§ LISTED RECORDS:
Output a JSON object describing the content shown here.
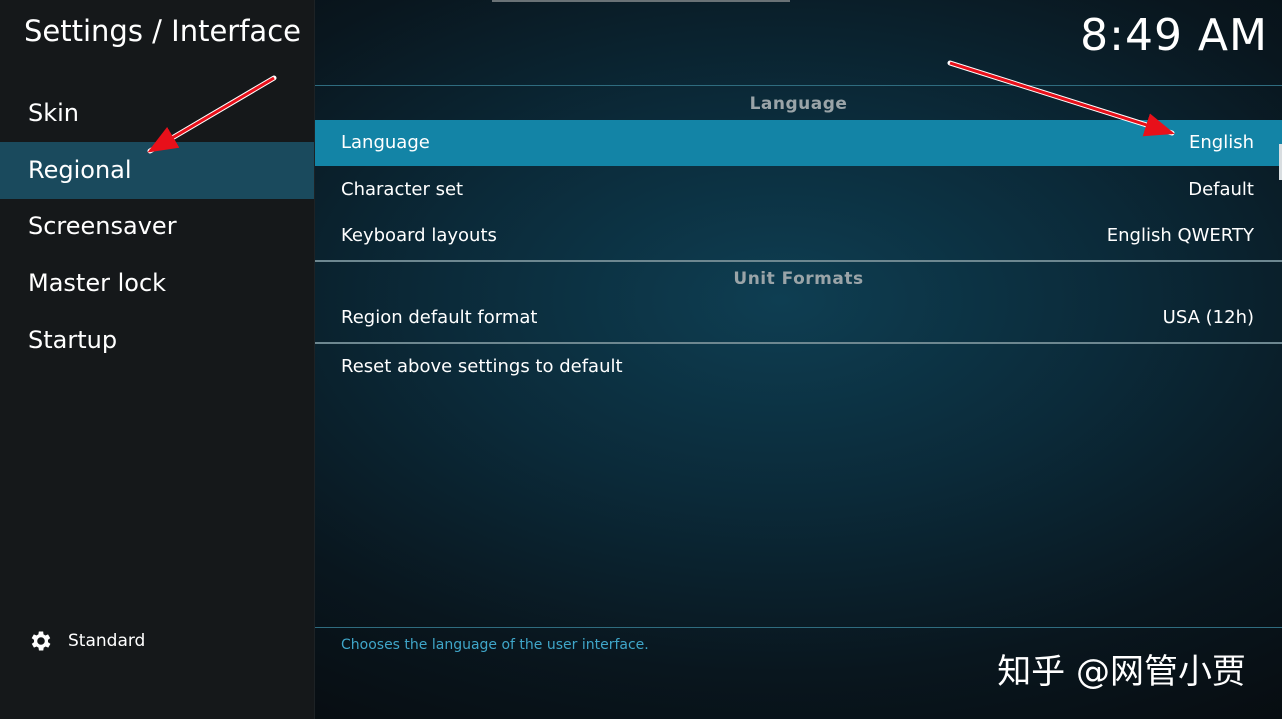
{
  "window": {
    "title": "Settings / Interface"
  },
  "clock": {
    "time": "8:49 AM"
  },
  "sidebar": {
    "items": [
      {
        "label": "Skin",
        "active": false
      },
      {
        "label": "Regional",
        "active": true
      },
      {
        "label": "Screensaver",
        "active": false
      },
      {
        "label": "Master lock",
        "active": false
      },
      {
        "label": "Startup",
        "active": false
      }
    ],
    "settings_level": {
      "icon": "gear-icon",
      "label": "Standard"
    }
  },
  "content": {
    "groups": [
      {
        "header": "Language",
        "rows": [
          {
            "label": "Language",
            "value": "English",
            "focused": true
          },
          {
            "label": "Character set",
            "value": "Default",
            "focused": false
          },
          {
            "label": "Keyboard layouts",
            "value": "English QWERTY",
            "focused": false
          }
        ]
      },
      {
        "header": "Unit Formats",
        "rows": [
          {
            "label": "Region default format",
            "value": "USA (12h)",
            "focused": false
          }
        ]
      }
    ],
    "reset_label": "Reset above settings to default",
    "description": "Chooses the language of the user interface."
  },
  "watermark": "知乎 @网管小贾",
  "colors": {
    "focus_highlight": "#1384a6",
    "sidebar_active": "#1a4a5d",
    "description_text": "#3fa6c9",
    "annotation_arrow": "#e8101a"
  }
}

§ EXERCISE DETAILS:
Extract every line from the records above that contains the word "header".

§ THE COMPLETED TASK:
        "header": "Language",
        "header": "Unit Formats",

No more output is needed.